At the initial stages of construction of the Russia Friendship Teaching Hospital in Malabe, Athula Withanage was spending some time in Sri Lanka on a holiday when Dr. Neville Fernando invited him to conduct a lecture at the Neville Fernando Teaching Hospital (NFTH). Overwhelmed by his discourse, Dr. Neville Fernando made a request to Withanage to join the NFTH staff. As he had by then retired from the UK NHS Service, he accepted the offer and extended a helping hand in the overall operational activities of the NFTH, particularly in modifications to the operating theaters and recommending the sophisticated, precise surgical machinery and hospital equipment from the UK, to upgrade the new hospital to an international standard.
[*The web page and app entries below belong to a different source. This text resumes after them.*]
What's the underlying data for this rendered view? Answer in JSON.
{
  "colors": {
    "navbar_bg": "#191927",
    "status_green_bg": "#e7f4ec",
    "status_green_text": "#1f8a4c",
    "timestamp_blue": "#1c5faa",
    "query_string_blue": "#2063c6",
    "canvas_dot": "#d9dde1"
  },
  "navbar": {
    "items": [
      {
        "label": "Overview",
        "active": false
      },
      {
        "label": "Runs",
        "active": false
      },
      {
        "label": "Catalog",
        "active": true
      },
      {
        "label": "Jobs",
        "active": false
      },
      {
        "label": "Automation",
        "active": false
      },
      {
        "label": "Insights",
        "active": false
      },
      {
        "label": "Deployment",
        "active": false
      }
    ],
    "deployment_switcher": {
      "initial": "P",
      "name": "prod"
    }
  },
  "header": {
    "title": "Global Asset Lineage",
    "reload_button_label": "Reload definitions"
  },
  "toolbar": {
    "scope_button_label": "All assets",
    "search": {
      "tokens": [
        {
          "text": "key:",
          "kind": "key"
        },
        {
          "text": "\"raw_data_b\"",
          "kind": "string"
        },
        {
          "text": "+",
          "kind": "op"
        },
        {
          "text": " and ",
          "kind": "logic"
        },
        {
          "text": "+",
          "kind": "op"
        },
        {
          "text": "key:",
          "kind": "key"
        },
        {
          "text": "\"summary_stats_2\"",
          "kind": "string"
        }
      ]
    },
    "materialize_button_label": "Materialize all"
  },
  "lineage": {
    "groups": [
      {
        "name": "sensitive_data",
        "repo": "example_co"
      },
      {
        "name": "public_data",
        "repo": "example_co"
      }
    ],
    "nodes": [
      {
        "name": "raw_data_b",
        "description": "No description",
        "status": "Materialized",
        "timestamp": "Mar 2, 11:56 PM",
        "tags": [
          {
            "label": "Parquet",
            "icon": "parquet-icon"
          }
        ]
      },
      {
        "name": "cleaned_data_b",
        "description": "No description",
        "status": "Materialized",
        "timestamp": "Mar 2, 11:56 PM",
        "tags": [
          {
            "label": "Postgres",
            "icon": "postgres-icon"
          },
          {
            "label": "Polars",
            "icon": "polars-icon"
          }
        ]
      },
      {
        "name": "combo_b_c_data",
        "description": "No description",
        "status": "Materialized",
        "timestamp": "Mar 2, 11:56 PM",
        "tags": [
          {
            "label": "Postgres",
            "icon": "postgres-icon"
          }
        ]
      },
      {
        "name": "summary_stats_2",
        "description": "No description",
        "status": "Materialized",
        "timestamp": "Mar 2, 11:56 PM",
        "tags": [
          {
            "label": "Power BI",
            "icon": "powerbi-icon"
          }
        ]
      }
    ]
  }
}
In Sri Lanka, Athula Withanage acts as the Chief General Surgeon at the NFTH and Senior Lecturer in General Surgery at SAITM. In order to assist the low-income groups, Athula Withanage treats poor patients at the NFTH, from his own established family trust under his mother's name, 'Piyaseeli Withanage Service Trust', which is mainly funded by the family foundation, known as the 'Scepter Group', headed by Rayo Withanage (CEO).
As a Lead Clinician (Rtd.) in General Surgery – Hywel Dda NHS University Trust, and Faculty Member WIMAT Cardiff University, he is kept busy when he is in the UK in demonstrating and training post graduate doctors on Laparoscopy, which is a modern type of surgery by using a thin, lighted tube put through an incision in the belly to look at the abdominal organs or the female pelvic organs to detect cysts, adhesions, fibroids, and infection.